WHAT THE TASK REQUIRES :: Please reproduce each line of the data below exactly as shown.

Start of DATASET

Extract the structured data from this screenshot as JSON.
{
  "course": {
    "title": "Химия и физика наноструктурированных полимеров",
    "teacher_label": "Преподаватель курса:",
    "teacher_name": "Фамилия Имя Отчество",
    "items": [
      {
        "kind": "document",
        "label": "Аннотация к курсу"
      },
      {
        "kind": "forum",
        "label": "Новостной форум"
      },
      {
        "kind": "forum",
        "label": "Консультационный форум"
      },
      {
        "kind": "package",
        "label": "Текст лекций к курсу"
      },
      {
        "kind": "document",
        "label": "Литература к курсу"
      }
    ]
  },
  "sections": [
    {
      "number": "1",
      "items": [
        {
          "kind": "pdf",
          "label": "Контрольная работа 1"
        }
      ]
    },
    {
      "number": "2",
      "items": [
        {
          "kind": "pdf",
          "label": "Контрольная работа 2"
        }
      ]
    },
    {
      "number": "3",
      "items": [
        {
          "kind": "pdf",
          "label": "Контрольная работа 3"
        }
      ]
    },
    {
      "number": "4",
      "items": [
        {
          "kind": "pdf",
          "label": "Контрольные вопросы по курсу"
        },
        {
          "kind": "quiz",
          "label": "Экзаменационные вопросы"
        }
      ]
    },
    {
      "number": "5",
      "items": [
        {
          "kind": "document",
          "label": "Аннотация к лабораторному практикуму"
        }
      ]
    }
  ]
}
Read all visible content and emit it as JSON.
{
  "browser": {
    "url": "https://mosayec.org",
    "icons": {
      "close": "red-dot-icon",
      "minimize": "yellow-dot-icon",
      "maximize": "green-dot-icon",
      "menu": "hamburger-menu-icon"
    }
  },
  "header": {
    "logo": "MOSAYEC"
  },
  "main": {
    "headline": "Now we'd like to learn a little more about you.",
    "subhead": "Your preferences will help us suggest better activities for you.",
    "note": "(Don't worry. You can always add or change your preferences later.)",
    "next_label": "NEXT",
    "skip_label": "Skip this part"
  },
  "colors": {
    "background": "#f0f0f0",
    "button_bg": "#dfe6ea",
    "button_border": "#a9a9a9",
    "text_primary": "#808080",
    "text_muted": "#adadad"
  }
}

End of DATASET

WRITTEN RESPONSE ::
Extract the structured data from this screenshot as JSON.
{
  "course": {
    "title": "Химия и физика наноструктурированных полимеров",
    "teacher_label": "Преподаватель курса:",
    "teacher_name": "Фамилия Имя Отчество",
    "items": [
      {
        "kind": "document",
        "label": "Аннотация к курсу"
      },
      {
        "kind": "forum",
        "label": "Новостной форум"
      },
      {
        "kind": "forum",
        "label": "Консультационный форум"
      },
      {
        "kind": "package",
        "label": "Текст лекций к курсу"
      },
      {
        "kind": "document",
        "label": "Литература к курсу"
      }
    ]
  },
  "sections": [
    {
      "number": "1",
      "items": [
        {
          "kind": "pdf",
          "label": "Контрольная работа 1"
        }
      ]
    },
    {
      "number": "2",
      "items": [
        {
          "kind": "pdf",
          "label": "Контрольная работа 2"
        }
      ]
    },
    {
      "number": "3",
      "items": [
        {
          "kind": "pdf",
          "label": "Контрольная работа 3"
        }
      ]
    },
    {
      "number": "4",
      "items": [
        {
          "kind": "pdf",
          "label": "Контрольные вопросы по курсу"
        },
        {
          "kind": "quiz",
          "label": "Экзаменационные вопросы"
        }
      ]
    },
    {
      "number": "5",
      "items": [
        {
          "kind": "document",
          "label": "Аннотация к лабораторному практикуму"
        }
      ]
    }
  ]
}
Read all visible content and emit it as JSON.
{
  "browser": {
    "url": "https://mosayec.org",
    "icons": {
      "close": "red-dot-icon",
      "minimize": "yellow-dot-icon",
      "maximize": "green-dot-icon",
      "menu": "hamburger-menu-icon"
    }
  },
  "header": {
    "logo": "MOSAYEC"
  },
  "main": {
    "headline": "Now we'd like to learn a little more about you.",
    "subhead": "Your preferences will help us suggest better activities for you.",
    "note": "(Don't worry. You can always add or change your preferences later.)",
    "next_label": "NEXT",
    "skip_label": "Skip this part"
  },
  "colors": {
    "background": "#f0f0f0",
    "button_bg": "#dfe6ea",
    "button_border": "#a9a9a9",
    "text_primary": "#808080",
    "text_muted": "#adadad"
  }
}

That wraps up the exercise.